Many famous Baroque musicians and composers, for example Vivaldi, were children of Venice and did their work there.
What other reasons are there for Venice being a great spawning ground for Baroque music?
As @AlephZero mentioned, there was money in Venice (and the other great City-States of Italy - Naples, Florence, Milan...). That money, combined with great interest in the arts, particularly music, painting, and sculpture spawned by the Late Medieval and Renaissance periods, made places like Venice fertile ground for musicians and their music to grow and flourish:
Money means big churches that want/need musicians for religious music and wealthy aristocrats who employ and patronize musicians. At the time those were the primary sources of income for musicians. Large public concerts and tours, and of course recordings, were not yet in gear.
The music publishing business, which became another important source of income for composers also started in Venice. See: The father of modern music printing was Ottaviano Petrucci, a printer and publisher who was able to secure a twenty-year monopoly on printed music in Venice during the 16th century.. That made Venice a place that musicians and composers gravitated to, and they competed with one another for market share. That in turn engendered great creativity among musicians and composers.
(In the 18th and 19th Centuries, Vienna saw something similar, for similar reasons. Vienna was the city of Mozart, Beethoven, Brahms, and Haydn in his later years - as well as many others. The music of what we now call the Classical and Romantic Eras - roughly spanning the period between rise of Haydn and the demise of Brahms - has deep roots in Vienna.)
But perhaps the most important factor in terms of actual musical development was the rise of Opera, which lies at the heart of the music of the Baroque period. The first large scale instrumental compositions - genres like the concerto and the symphony, were spawned by Opera a genre that was born in Italy See: Origins of opera
The art form known as opera originated in Italy in the sixteenth and seventeenth centuries, though it drew upon older traditions of medieval and Renaissance courtly entertainment. The word opera, meaning "work" in Italian, was first used in the modern musical and theatrical sense in 1639 and soon spread to the other European languages. The earliest operas were modest productions compared to other Renaissance forms of sung drama, but they soon became more lavish and took on the spectacular stagings of the earlier genre known as intermedio.
Opera gave prevalence to what we call Homophony - music that features central melodic themes introduced by the singers, accompanied by supporting instruments - eventually orchestras - giving harmonic and dynamic support to the vocalists - the sort of music that is most familiar to modern listeners. Because the focal point of Opera was a story conveyed by the vocalists, the orchestra's role was principally to provide context appropriate accompaniment and enhancement for the vocalists.
From Opera, which used orchestras supporting virtuoso vocalists, the next logical step for composers and virtuoso musicians was the creation of pure instrumental music, where particular instruments, especially the violin and the harpsichord (concertos), or entire sections of the orchestra interacting with one another (symphonies), substituted for vocalists.

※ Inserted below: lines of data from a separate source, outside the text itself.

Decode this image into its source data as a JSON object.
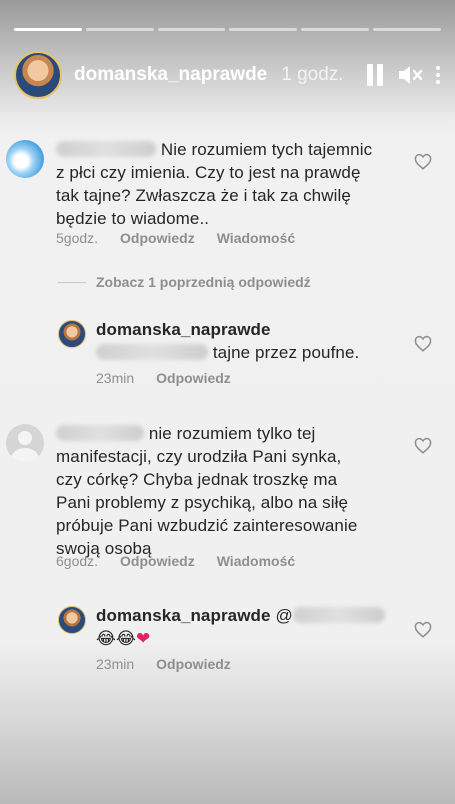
{
  "story": {
    "progress": [
      1,
      0,
      0,
      0,
      0,
      0
    ],
    "username": "domanska_naprawde",
    "time": "1 godz."
  },
  "comments": [
    {
      "text_lines": [
        "Nie rozumiem tych tajemnic",
        "z płci czy imienia. Czy to jest na prawdę",
        "tak tajne? Zwłaszcza że i tak za chwilę",
        "będzie to wiadome.."
      ],
      "time": "5godz.",
      "reply": "Odpowiedz",
      "message": "Wiadomość"
    },
    {
      "view_previous": "Zobacz 1 poprzednią odpowiedź"
    },
    {
      "username": "domanska_naprawde",
      "text": "tajne przez poufne.",
      "time": "23min",
      "reply": "Odpowiedz"
    },
    {
      "text_lines": [
        "nie rozumiem tylko tej",
        "manifestacji, czy urodziła Pani synka,",
        "czy córkę? Chyba jednak troszkę ma",
        "Pani problemy z psychiką, albo na siłę",
        "próbuje Pani wzbudzić zainteresowanie",
        "swoją osobą"
      ],
      "time": "6godz.",
      "reply": "Odpowiedz",
      "message": "Wiadomość"
    },
    {
      "username": "domanska_naprawde",
      "at": "@",
      "emojis": [
        "😂",
        "😂",
        "❤"
      ],
      "time": "23min",
      "reply": "Odpowiedz"
    }
  ]
}
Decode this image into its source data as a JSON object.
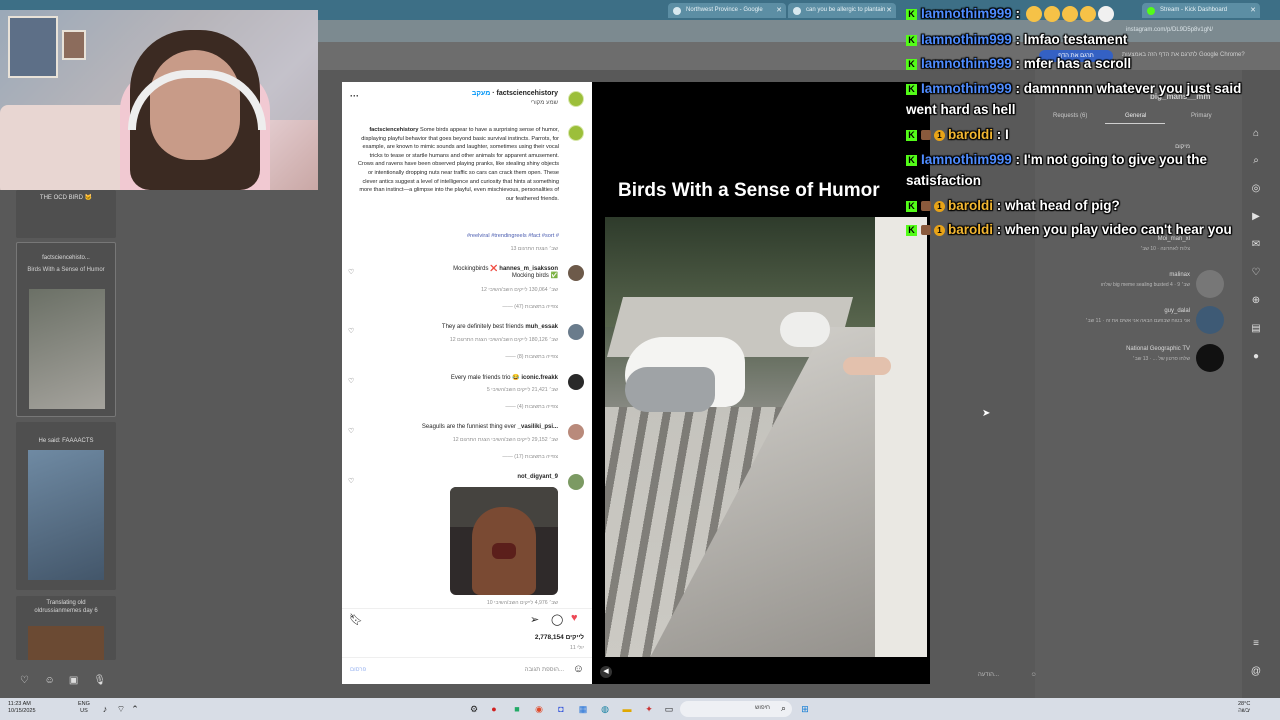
{
  "browser": {
    "tabs": [
      {
        "title": "Northwest Province - Google"
      },
      {
        "title": "can you be allergic to plantain"
      },
      {
        "title": "Stream - Kick Dashboard"
      }
    ],
    "url": "instagram.com/p/DL9D5p8v1gN/",
    "translate_button": "תרגם את הדף",
    "translate_text": "לתרגם את הדף הזה באמצעות Google Chrome?"
  },
  "left_feed": {
    "items": [
      {
        "caption": "THE OCD BIRD 🐱"
      },
      {
        "caption": "factsciencehisto...",
        "subtitle": "Birds With a Sense of Humor"
      },
      {
        "caption": "He said: FAAAACTS"
      },
      {
        "caption": "Translating old",
        "subtitle": "oldrussianmemes day 6"
      }
    ]
  },
  "post": {
    "header_user": "factsciencehistory",
    "header_follow": "מעקב",
    "header_sub": "שמע מקורי",
    "caption_user": "factsciencehistory",
    "caption_text": "Some birds appear to have a surprising sense of humor, displaying playful behavior that goes beyond basic survival instincts. Parrots, for example, are known to mimic sounds and laughter, sometimes using their vocal tricks to tease or startle humans and other animals for apparent amusement. Crows and ravens have been observed playing pranks, like stealing shiny objects or intentionally dropping nuts near traffic so cars can crack them open. These clever antics suggest a level of intelligence and curiosity that hints at something more than instinct—a glimpse into the playful, even mischievous, personalities of our feathered friends.",
    "hashtags": "#reelviral #trendingreels #fact #sort #",
    "caption_meta": "13 שב׳   הצגת התרגום",
    "comments": [
      {
        "user": "hannes_m_isaksson",
        "text": "Mockingbirds ❌",
        "text2": "Mocking birds ✅",
        "meta": "12 שב׳   130,064 לייקים   השב/השיבי",
        "replies": "——  צפייה בתשובות (47)"
      },
      {
        "user": "muh_essak",
        "text": "They are definitely best friends",
        "meta": "12 שב׳   180,126 לייקים   השב/השיבי   הצגת התרגום",
        "replies": "——  צפייה בתשובות (8)"
      },
      {
        "user": "iconic.freakk",
        "text": "Every male friends trio 😂",
        "meta": "5 שב׳   21,421 לייקים   השב/השיבי",
        "replies": "——  צפייה בתשובות (4)"
      },
      {
        "user": "_vasiliki_psi...",
        "text": "Seagulls are the funniest thing ever",
        "meta": "12 שב׳   29,152 לייקים   השב/השיבי   הצגת התרגום",
        "replies": "——  צפייה בתשובות (17)"
      },
      {
        "user": "not_digyant_9",
        "text": "",
        "meta": "10 שב׳   4,976 לייקים   השב/השיבי",
        "replies": ""
      }
    ],
    "likes": "2,778,154 לייקים",
    "date": "11 יולי",
    "comment_placeholder": "הוספת תגובה...",
    "post_button": "פרסום"
  },
  "video": {
    "title": "Birds With a Sense of Humor"
  },
  "dm": {
    "username": "big_mans__mm",
    "tabs": [
      "Primary",
      "General",
      "Requests (6)"
    ],
    "threads": [
      {
        "name": "מיקום",
        "msg": ""
      },
      {
        "name": "Moi_man_xl",
        "msg": "צלות לאחרונה · 10 שב׳"
      },
      {
        "name": "malinax",
        "msg": "שלחו big meme sealing busted 4 · 9 שב׳"
      },
      {
        "name": "guy_dalal",
        "msg": "אני בטוח שבפעם הבאה אני אשים את זה · 11 שב׳"
      },
      {
        "name": "National Geographic TV",
        "msg": "שלחו סרטון של ... · 13 שב׳"
      }
    ],
    "compose": "הודעה..."
  },
  "chat": {
    "lines": [
      {
        "user": "Iamnothim999",
        "color": "#4f8cff",
        "message": "",
        "emotes": 5,
        "badge_sub": false
      },
      {
        "user": "Iamnothim999",
        "color": "#4f8cff",
        "message": "lmfao testament",
        "emotes": 0,
        "badge_sub": false
      },
      {
        "user": "Iamnothim999",
        "color": "#4f8cff",
        "message": "mfer has a scroll",
        "emotes": 0,
        "badge_sub": false
      },
      {
        "user": "Iamnothim999",
        "color": "#4f8cff",
        "message": "damnnnnn whatever you just said went hard as hell",
        "emotes": 0,
        "badge_sub": false
      },
      {
        "user": "baroldi",
        "color": "#f2b632",
        "message": "I",
        "emotes": 0,
        "badge_sub": true
      },
      {
        "user": "Iamnothim999",
        "color": "#4f8cff",
        "message": "I'm not going to give you the satisfaction",
        "emotes": 0,
        "badge_sub": false
      },
      {
        "user": "baroldi",
        "color": "#f2b632",
        "message": "what head of pig?",
        "emotes": 0,
        "badge_sub": true
      },
      {
        "user": "baroldi",
        "color": "#f2b632",
        "message": "when you play video can't hear you",
        "emotes": 0,
        "badge_sub": true
      }
    ],
    "sub_badge_number": "1",
    "kick_badge": "K"
  },
  "taskbar": {
    "time": "11:23 AM",
    "date": "10/15/2025",
    "lang": "ENG",
    "region": "US",
    "search_text": "חיפוש",
    "weather_temp": "28°C",
    "weather_desc": "יבשה"
  },
  "colors": {
    "chat_user_blue": "#4f8cff",
    "chat_user_gold": "#f2b632",
    "kick_green": "#53fc18",
    "like_red": "#ed4956"
  }
}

Inspired to a large degree by Opera, Baroque composers such as Vivaldi, Telemann, Purcell and ultimately Bach and Handel began exploring, exploiting and expanding on these new forms of orchestral music, as well as instrumental chamber music - sonatas, trios, fantasias, variations, etc. etc. etc.
Getting back to Venice, it was the place where large scale, commercial public Opera performances came into their own, during the Baroque era. See: Opera -Baroque era
Opera did not remain confined to court audiences for long. In 1637, the idea of a "season" (Carnival) of publicly attended operas supported by ticket sales emerged in Venice. Monteverdi had moved to the city from Mantua and composed his last operas, Il ritorno d'Ulisse in patria and L'incoronazione di Poppea, for the Venetian theatre in the 1640s. His most important follower Francesco Cavalli helped spread opera throughout Italy.
Indeed, 17th Century Venice was a musical center - a source of money, creative energy, and innovation - in the Baroque era.